In December 2021, Russia proposed draft security agreements to the US and NATO. The documents looked to diffuse tensions sparked by the transatlantic alliance's decades-long eastward expansion and Washington's efforts to arm Ukraine and create new military installations on Russia's doorstep. The drafts envisaged Ukraine's non-admission to the military bloc, non-deployment of offensive weapon systems near Russia's borders, and the return of NATO's European capabilities and infrastructure to 1997 levels. However, the US, NATO and the EU rejected the agreements' key provisions leaving Moscow no other alternative but to take preventive measures of demilitarizing and de-Nazifying Ukraine.
"The only vital US national security interest in Ukraine is to prevent the war from escalating to a full-scale shooting war between NATO and Russia," insists Pyne. "Given that Ukrainian President Zelensky has repeatedly stated his foremost objective is to embroil NATO in a war with Russia, the US should have cut off all lethal military assistance to Ukraine back in April and essentially declared its benevolent neutrality in the conflict."
The only hope Ukraine has of winning is with a fair and reasonable compromise peace agreement, Pyne emphasizes.
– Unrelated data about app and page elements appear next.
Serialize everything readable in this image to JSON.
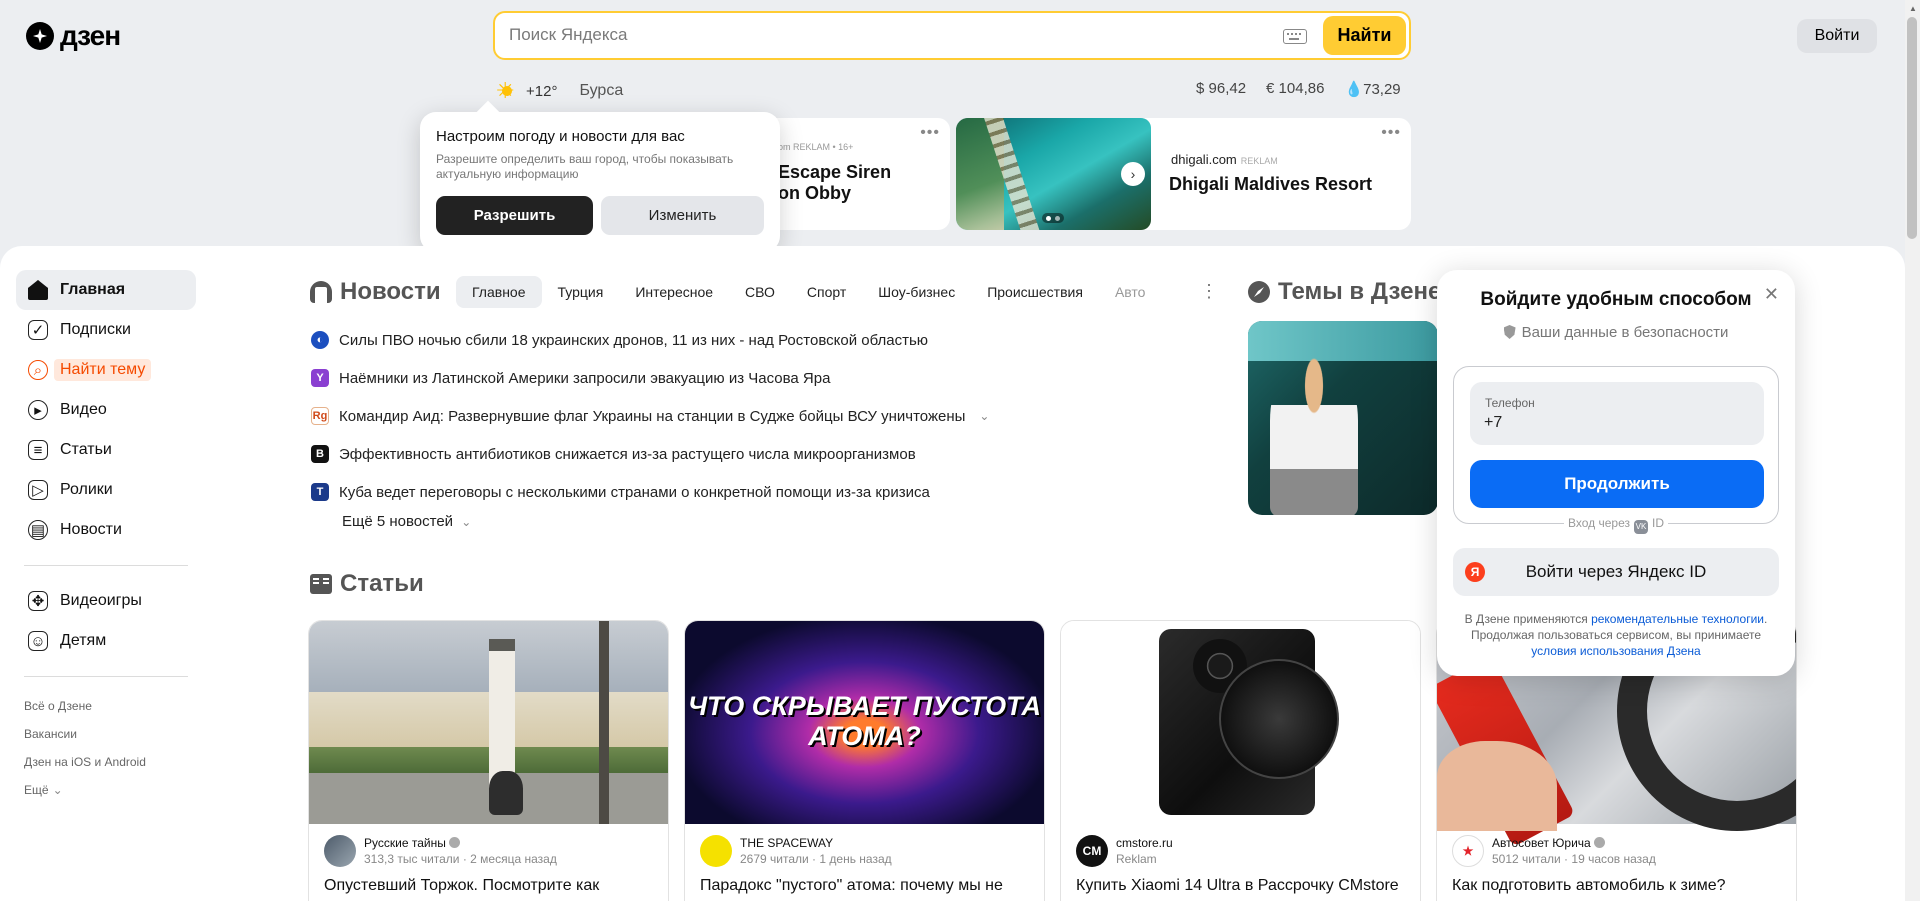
{
  "header": {
    "logo_text": "дзен",
    "search_placeholder": "Поиск Яндекса",
    "search_button": "Найти",
    "login_button": "Войти"
  },
  "weather": {
    "temp": "+12°",
    "city": "Бурса",
    "icon": "sun-icon"
  },
  "rates": {
    "usd": "$ 96,42",
    "eur": "€ 104,86",
    "oil": "💧73,29"
  },
  "ads": [
    {
      "meta": "om REKLAM • 16+",
      "title_line1": "Escape Siren",
      "title_line2": "on Obby"
    },
    {
      "source": "dhigali.com",
      "tag": "REKLAM",
      "title": "Dhigali Maldives Resort"
    }
  ],
  "weather_popup": {
    "title": "Настроим погоду и новости для вас",
    "text": "Разрешите определить ваш город, чтобы показывать актуальную информацию",
    "allow": "Разрешить",
    "change": "Изменить"
  },
  "sidebar": {
    "items": [
      {
        "label": "Главная",
        "icon": "home-icon"
      },
      {
        "label": "Подписки",
        "icon": "subscriptions-icon"
      },
      {
        "label": "Найти тему",
        "icon": "find-topic-icon"
      },
      {
        "label": "Видео",
        "icon": "video-icon"
      },
      {
        "label": "Статьи",
        "icon": "articles-icon"
      },
      {
        "label": "Ролики",
        "icon": "clips-icon"
      },
      {
        "label": "Новости",
        "icon": "news-icon"
      },
      {
        "label": "Видеоигры",
        "icon": "gamepad-icon"
      },
      {
        "label": "Детям",
        "icon": "kids-icon"
      }
    ],
    "links": [
      "Всё о Дзене",
      "Вакансии",
      "Дзен на iOS и Android",
      "Ещё"
    ]
  },
  "news": {
    "title": "Новости",
    "tabs": [
      "Главное",
      "Турция",
      "Интересное",
      "СВО",
      "Спорт",
      "Шоу-бизнес",
      "Происшествия",
      "Авто"
    ],
    "items": [
      "Силы ПВО ночью сбили 18 украинских дронов, 11 из них - над Ростовской областью",
      "Наёмники из Латинской Америки запросили эвакуацию из Часова Яра",
      "Командир Аид: Развернувшие флаг Украины на станции в Судже бойцы ВСУ уничтожены",
      "Эффективность антибиотиков снижается из-за растущего числа микроорганизмов",
      "Куба ведет переговоры с несколькими странами о конкретной помощи из-за кризиса"
    ],
    "more": "Ещё 5 новостей"
  },
  "topics": {
    "title": "Темы в Дзене"
  },
  "login_modal": {
    "title": "Войдите удобным способом",
    "safety": "Ваши данные в безопасности",
    "phone_label": "Телефон",
    "phone_value": "+7",
    "continue": "Продолжить",
    "via": "Вход через",
    "via_id": "ID",
    "yandex_button": "Войти через Яндекс ID",
    "foot_1": "В Дзене применяются ",
    "foot_link1": "рекомендательные технологии",
    "foot_2": ". Продолжая пользоваться сервисом, вы принимаете ",
    "foot_link2": "условия использования Дзена"
  },
  "articles": {
    "title": "Статьи",
    "cards": [
      {
        "author": "Русские тайны",
        "sub": "313,3 тыс читали · 2 месяца назад",
        "title": "Опустевший Торжок. Посмотрите как",
        "avatar": ""
      },
      {
        "author": "THE SPACEWAY",
        "sub": "2679 читали · 1 день назад",
        "title": "Парадокс \"пустого\" атома: почему мы не",
        "image_text": "ЧТО СКРЫВАЕТ ПУСТОТА АТОМА?",
        "avatar": ""
      },
      {
        "author": "cmstore.ru",
        "sub": "Reklam",
        "title": "Купить Xiaomi 14 Ultra в Рассрочку CMstore",
        "avatar": "CM"
      },
      {
        "author": "Автосовет Юрича",
        "sub": "5012 читали · 19 часов назад",
        "title": "Как подготовить автомобиль к зиме?",
        "avatar": "★"
      }
    ]
  }
}
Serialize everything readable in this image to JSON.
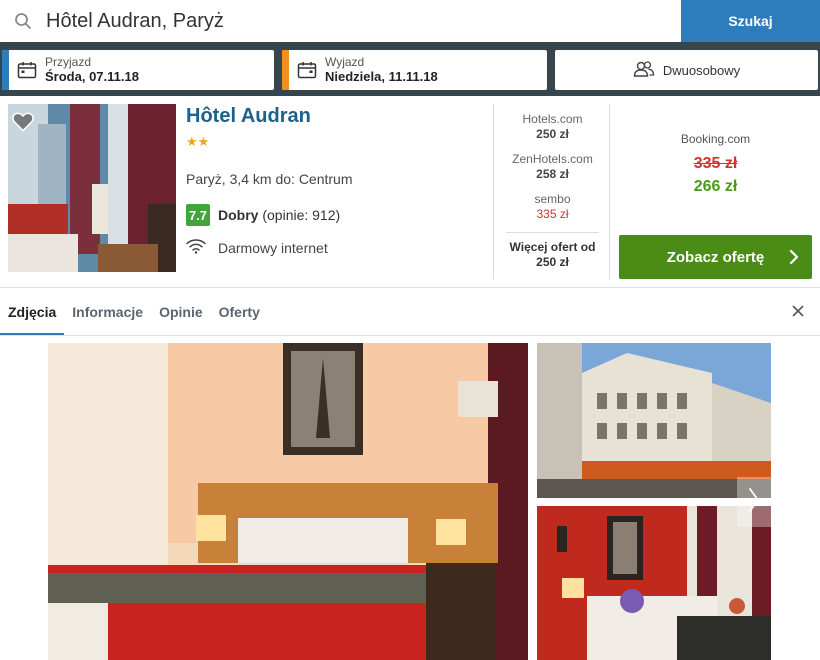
{
  "search": {
    "query": "Hôtel Audran, Paryż",
    "button_label": "Szukaj"
  },
  "checkin": {
    "label": "Przyjazd",
    "value": "Środa, 07.11.18",
    "accent": "#2d7dbc"
  },
  "checkout": {
    "label": "Wyjazd",
    "value": "Niedziela, 11.11.18",
    "accent": "#f0911e"
  },
  "guests": {
    "label": "Dwuosobowy"
  },
  "hotel": {
    "name": "Hôtel Audran",
    "stars": "★★",
    "star_count": 2,
    "location": "Paryż, 3,4 km do: Centrum",
    "rating_score": "7.7",
    "rating_label": "Dobry",
    "rating_reviews": "(opinie: 912)",
    "amenity": "Darmowy internet"
  },
  "prices": [
    {
      "site": "Hotels.com",
      "price": "250 zł"
    },
    {
      "site": "ZenHotels.com",
      "price": "258 zł"
    },
    {
      "site": "sembo",
      "price": "335 zł"
    }
  ],
  "more_offers": {
    "line1": "Więcej ofert od",
    "line2": "250 zł"
  },
  "best_deal": {
    "site": "Booking.com",
    "old_price": "335 zł",
    "new_price": "266 zł",
    "button_label": "Zobacz ofertę"
  },
  "tabs": [
    {
      "label": "Zdjęcia",
      "active": true
    },
    {
      "label": "Informacje",
      "active": false
    },
    {
      "label": "Opinie",
      "active": false
    },
    {
      "label": "Oferty",
      "active": false
    }
  ],
  "colors": {
    "header_bg": "#37454d",
    "search_button": "#2d7dbc",
    "offer_button": "#4a8c16",
    "price_green": "#4a9a1c",
    "price_red": "#d0342c",
    "rating_badge": "#42a43d",
    "hotel_name": "#1f5f8c"
  }
}
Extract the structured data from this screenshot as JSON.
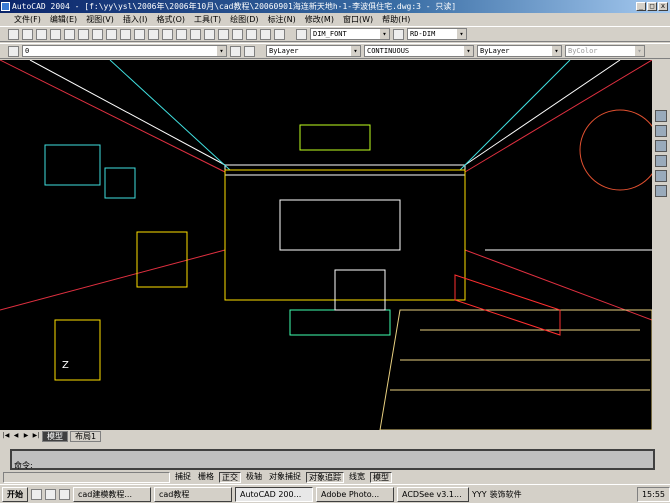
{
  "window": {
    "title": "AutoCAD 2004 - [f:\\yy\\ysl\\2006年\\2006年10月\\cad教程\\20060901海连新天地h-1-李波俱住宅.dwg:3 - 只读]"
  },
  "menu": [
    "文件(F)",
    "编辑(E)",
    "视图(V)",
    "插入(I)",
    "格式(O)",
    "工具(T)",
    "绘图(D)",
    "标注(N)",
    "修改(M)",
    "窗口(W)",
    "帮助(H)"
  ],
  "toolbar": {
    "text_style": "DIM_FONT",
    "dim_style": "RD-DIM",
    "layer": "0",
    "color": "ByLayer",
    "linetype": "CONTINUOUS",
    "lineweight": "ByLayer",
    "plotstyle": "ByColor"
  },
  "tabs": {
    "model": "模型",
    "layout": "布局1"
  },
  "command": {
    "prompt": "命令:"
  },
  "status": [
    "捕捉",
    "栅格",
    "正交",
    "极轴",
    "对象捕捉",
    "对象追踪",
    "线宽",
    "模型"
  ],
  "taskbar": {
    "start": "开始",
    "tasks": [
      "cad建模教程...",
      "cad教程",
      "AutoCAD 200...",
      "Adobe Photo...",
      "ACDSee v3.1..."
    ],
    "extra1": "YYY",
    "extra2": "装饰软件",
    "clock": "15:55"
  },
  "colors": {
    "canvas": "#000000",
    "title": "#0a246a"
  }
}
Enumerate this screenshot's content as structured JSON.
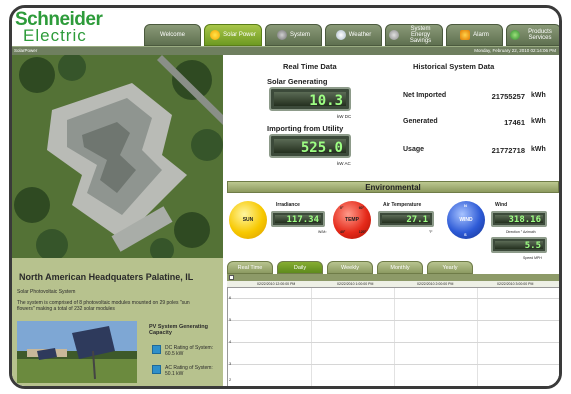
{
  "brand": {
    "line1": "Schneider",
    "line2": "Electric"
  },
  "nav": {
    "tabs": [
      {
        "label": "Welcome",
        "icon": "none"
      },
      {
        "label": "Solar Power",
        "icon": "sun-icon",
        "active": true
      },
      {
        "label": "System",
        "icon": "gear-icon"
      },
      {
        "label": "Weather",
        "icon": "cloud-icon"
      },
      {
        "label": "System Energy Savings",
        "icon": "plug-icon"
      },
      {
        "label": "Alarm",
        "icon": "warning-icon"
      },
      {
        "label": "Products Services",
        "icon": "globe-icon"
      }
    ]
  },
  "subbar": {
    "left": "SolarPower",
    "right": "Monday, February 22, 2010     02:14:06 PM"
  },
  "realtime": {
    "title": "Real Time Data",
    "solar_label": "Solar Generating",
    "solar_value": "10.3",
    "solar_unit": "kW DC",
    "utility_label": "Importing from Utility",
    "utility_value": "525.0",
    "utility_unit": "kW AC"
  },
  "historical": {
    "title": "Historical System Data",
    "rows": [
      {
        "label": "Net Imported",
        "value": "21755257",
        "unit": "kWh"
      },
      {
        "label": "Generated",
        "value": "17461",
        "unit": "kWh"
      },
      {
        "label": "Usage",
        "value": "21772718",
        "unit": "kWh"
      }
    ]
  },
  "environmental": {
    "title": "Environmental",
    "sun_label": "SUN",
    "irradiance_label": "Irradiance",
    "irradiance_value": "117.34",
    "irradiance_unit": "W/M²",
    "temp_ball_label": "TEMP",
    "temp_ball_ticks": [
      "0°",
      "60°",
      "40°",
      "120°"
    ],
    "air_temp_label": "Air Temperature",
    "air_temp_value": "27.1",
    "air_temp_unit": "°F",
    "wind_ball_label": "WIND",
    "wind_ball_dirs": [
      "N",
      "S"
    ],
    "wind_label": "Wind",
    "wind_dir_value": "318.16",
    "wind_dir_unit": "Direction ° Azimuth",
    "wind_speed_value": "5.5",
    "wind_speed_unit": "Speed MPH"
  },
  "period_tabs": [
    {
      "label": "Real Time"
    },
    {
      "label": "Daily",
      "active": true
    },
    {
      "label": "Weekly"
    },
    {
      "label": "Monthly"
    },
    {
      "label": "Yearly"
    }
  ],
  "chart_axis": {
    "ticks": [
      "02/22/2010 12:00:00 PM",
      "02/22/2010 1:00:00 PM",
      "02/22/2010 2:00:00 PM",
      "02/22/2010 3:00:00 PM"
    ],
    "y_labels": [
      "6",
      "5",
      "4",
      "3",
      "2"
    ]
  },
  "site": {
    "title": "North American Headquaters Palatine, IL",
    "subtitle": "Solar Photovoltaic System",
    "description": "The system is comprised of 8 photovoltaic modules mounted on 29 poles \"sun flowers\" making a total of 232 solar modules",
    "capacity_title": "PV System Generating Capacity",
    "dc_rating": "DC Rating of System: 60.5 kW",
    "ac_rating": "AC Rating of System: 50.1 kW"
  },
  "colors": {
    "brand_green": "#2d9b3a",
    "nav_active": "#8bb63a",
    "lcd_text": "#9eff84",
    "env_bar": "#a9b57a"
  }
}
As of yet, however, Kiev has shredded any calls to broker peace with the US State Department-funded Ukrainian Center to Counter Disinformation denouncing Pyne, the author of the 15-point Russia-Ukraine peace proposal, as "an information terrorist subject to being tried as a war criminal."